In January, Dallas told Ofo and four other bike-share companies that they needed to do more to keep their bicycles from blocking walkways, pedestrian ramps and other areas. There were so many, Rawlings said, it seemed the brightly colored bikes could "asexually reproduce or something."
And in what police viewed as an act of frustration, someone burned at least two Ofo bikes, leaving their charred wreckage behind.
This summer, as Dallas and other cities enacted laws to rein in the bikes — and as more cities approved the use of dockless electric scooters — Ofo began to shrink its U.S. footprint.
In July, Ofo shut down its Chicago program after the city changed its rules to favor short-term rental bikes that can lock to stationary objects — through a U-lock or a cable — rather than the self-contained wheel lock that Ofo and other bikes use.
Ofo bikes arrived in the U.S. last summer, with an initial launch in Seattle — the tip of what proved to be a massive spear of yellow bicycles, which were soon scattered on sidewalks in cities from San Diego to Washington, D.C.
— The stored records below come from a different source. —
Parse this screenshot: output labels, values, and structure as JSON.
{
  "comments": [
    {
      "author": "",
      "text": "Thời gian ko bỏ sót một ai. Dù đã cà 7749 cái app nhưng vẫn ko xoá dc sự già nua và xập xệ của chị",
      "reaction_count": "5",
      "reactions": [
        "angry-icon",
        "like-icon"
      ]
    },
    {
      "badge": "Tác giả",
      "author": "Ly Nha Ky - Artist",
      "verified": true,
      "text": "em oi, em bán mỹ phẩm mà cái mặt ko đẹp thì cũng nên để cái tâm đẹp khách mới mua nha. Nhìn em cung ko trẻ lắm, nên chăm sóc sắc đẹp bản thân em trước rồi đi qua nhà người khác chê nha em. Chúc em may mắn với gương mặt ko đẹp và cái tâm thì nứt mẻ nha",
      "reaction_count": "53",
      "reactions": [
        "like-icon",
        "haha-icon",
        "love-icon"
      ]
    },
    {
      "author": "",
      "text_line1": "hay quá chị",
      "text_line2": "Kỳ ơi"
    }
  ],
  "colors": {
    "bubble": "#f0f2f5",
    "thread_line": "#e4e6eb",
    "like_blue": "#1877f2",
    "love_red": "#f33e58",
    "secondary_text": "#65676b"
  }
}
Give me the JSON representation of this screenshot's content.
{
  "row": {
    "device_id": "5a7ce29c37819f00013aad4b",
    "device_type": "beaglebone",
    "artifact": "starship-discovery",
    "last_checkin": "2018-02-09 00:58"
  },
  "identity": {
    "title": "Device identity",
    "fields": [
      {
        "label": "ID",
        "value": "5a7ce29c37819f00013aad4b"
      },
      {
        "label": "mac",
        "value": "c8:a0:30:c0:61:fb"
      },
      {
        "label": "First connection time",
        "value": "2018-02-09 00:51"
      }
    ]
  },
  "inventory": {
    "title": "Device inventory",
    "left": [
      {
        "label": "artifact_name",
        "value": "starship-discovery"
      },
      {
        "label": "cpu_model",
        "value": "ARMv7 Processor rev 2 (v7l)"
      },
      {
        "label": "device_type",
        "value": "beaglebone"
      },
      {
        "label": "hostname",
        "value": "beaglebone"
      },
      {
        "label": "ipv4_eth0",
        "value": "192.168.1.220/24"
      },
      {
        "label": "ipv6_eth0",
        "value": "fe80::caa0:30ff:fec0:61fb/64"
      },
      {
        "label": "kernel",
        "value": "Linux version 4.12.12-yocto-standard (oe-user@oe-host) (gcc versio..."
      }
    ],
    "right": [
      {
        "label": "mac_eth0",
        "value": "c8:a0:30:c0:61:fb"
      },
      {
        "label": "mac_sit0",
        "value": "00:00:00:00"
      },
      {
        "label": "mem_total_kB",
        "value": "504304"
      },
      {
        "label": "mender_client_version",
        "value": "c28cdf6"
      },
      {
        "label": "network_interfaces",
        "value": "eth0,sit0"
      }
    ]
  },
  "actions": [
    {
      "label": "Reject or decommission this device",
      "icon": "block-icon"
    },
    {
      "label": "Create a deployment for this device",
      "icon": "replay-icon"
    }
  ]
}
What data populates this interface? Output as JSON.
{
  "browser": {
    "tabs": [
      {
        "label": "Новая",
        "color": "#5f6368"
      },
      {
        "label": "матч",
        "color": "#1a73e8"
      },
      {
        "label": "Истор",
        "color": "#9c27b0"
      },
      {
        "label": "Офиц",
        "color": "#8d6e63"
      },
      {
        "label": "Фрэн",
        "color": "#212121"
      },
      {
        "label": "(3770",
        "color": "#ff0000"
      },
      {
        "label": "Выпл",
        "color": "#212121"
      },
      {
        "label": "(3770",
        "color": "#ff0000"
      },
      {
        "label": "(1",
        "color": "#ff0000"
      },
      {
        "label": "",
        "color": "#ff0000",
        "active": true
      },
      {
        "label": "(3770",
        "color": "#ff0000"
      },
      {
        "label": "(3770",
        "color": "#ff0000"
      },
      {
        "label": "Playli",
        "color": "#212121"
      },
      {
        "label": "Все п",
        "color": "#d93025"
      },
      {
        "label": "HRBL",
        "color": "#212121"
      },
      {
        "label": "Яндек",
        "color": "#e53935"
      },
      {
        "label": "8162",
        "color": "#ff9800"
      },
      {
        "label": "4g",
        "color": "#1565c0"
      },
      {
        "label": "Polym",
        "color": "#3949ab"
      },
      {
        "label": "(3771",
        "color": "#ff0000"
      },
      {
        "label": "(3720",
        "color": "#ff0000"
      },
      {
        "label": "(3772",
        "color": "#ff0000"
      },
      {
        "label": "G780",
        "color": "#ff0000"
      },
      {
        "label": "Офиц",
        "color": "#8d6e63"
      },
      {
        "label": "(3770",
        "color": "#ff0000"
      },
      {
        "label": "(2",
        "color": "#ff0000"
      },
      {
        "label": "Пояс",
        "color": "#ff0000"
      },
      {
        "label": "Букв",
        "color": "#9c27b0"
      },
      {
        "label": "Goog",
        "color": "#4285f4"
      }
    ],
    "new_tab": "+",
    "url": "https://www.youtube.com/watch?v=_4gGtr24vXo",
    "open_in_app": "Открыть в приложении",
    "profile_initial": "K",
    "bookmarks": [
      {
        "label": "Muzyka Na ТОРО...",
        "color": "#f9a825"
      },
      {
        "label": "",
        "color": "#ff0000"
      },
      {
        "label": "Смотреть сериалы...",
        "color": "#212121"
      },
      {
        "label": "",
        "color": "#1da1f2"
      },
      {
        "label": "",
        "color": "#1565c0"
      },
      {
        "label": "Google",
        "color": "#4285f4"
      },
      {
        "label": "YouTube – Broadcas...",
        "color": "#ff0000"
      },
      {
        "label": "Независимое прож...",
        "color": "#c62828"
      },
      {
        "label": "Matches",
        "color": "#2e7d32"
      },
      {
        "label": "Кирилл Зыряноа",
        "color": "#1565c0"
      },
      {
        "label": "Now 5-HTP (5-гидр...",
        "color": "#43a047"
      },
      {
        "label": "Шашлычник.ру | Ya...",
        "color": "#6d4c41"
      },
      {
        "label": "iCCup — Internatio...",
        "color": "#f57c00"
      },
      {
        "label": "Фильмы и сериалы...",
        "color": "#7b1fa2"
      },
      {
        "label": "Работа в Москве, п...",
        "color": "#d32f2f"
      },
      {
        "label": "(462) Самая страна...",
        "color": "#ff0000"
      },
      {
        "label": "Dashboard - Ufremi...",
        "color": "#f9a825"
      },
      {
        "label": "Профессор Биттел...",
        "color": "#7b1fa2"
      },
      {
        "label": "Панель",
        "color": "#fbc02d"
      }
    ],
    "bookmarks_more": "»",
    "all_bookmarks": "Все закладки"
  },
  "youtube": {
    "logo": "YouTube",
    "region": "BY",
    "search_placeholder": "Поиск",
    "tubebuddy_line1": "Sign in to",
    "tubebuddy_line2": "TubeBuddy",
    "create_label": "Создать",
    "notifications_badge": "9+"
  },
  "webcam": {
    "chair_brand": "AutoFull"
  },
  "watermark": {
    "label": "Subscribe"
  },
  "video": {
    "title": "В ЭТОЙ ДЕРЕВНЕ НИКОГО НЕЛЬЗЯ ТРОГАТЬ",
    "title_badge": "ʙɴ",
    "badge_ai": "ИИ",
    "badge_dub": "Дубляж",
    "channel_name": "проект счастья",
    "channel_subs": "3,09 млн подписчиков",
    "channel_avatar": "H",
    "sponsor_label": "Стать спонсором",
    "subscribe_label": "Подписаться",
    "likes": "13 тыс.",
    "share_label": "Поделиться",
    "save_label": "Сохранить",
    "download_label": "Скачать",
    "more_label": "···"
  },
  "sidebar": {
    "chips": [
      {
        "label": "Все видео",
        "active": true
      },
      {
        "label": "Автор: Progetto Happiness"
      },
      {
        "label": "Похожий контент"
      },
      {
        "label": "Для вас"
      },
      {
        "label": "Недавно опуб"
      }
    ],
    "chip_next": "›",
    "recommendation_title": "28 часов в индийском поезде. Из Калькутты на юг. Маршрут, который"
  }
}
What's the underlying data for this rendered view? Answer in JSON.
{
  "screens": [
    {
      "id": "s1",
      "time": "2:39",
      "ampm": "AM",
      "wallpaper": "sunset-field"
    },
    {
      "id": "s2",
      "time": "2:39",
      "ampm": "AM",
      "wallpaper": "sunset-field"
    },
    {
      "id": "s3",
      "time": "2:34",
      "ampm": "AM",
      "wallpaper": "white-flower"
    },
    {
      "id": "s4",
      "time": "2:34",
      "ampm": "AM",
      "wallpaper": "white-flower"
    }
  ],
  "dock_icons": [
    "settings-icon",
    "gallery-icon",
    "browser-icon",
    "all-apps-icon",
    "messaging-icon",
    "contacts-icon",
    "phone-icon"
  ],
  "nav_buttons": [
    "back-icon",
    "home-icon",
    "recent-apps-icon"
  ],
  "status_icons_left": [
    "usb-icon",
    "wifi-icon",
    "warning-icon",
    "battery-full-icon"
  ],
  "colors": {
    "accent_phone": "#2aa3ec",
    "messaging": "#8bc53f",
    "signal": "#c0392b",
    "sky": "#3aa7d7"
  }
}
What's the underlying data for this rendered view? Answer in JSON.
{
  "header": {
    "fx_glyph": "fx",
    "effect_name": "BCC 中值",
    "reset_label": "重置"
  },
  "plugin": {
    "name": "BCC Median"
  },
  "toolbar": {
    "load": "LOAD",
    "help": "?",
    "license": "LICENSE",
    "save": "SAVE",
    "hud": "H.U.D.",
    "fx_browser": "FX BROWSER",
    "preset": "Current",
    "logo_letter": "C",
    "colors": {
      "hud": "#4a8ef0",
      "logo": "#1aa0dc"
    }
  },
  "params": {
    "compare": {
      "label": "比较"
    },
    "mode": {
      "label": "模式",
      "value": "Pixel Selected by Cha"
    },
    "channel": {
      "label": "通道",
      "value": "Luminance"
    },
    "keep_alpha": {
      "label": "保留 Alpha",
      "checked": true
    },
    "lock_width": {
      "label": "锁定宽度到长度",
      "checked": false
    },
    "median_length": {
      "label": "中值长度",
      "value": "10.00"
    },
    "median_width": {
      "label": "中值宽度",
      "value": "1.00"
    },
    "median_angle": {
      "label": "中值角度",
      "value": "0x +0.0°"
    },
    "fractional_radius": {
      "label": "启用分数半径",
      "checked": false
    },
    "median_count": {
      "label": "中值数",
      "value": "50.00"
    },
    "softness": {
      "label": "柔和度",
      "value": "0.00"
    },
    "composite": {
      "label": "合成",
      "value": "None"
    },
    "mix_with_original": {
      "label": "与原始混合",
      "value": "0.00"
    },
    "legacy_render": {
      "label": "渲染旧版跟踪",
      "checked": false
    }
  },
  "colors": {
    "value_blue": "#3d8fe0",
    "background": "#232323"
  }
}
The company once had more than 40,000 bikes in the U.S.; on Tuesday, Ofo representative Taylor Bennett said via email that the current number "is proprietary."
Even as it withdraws from some markets, Ofo is expanding in others. In late June, the company brought its bikes to parts of Miami and Atlanta.
Ofo's attempt to flood the U.S. market with $1-a-ride bikes was boosted by $700 million from investment funds in July 2017. But then complications arose — from new competition from electric bikes and scooters to new regulations backed by city officials and activists who said the bikes were creating messy hazards.
On its website, Ofo says it has a global fleet of more than 10 million bicycles, operating in at least 20 countries.
Along with Ofo, bike-share companies Mobike and Spin have decided to leave Dallas — according to KERA, that leaves only Lime and the local company VBikes offering short-term bike rentals in the city.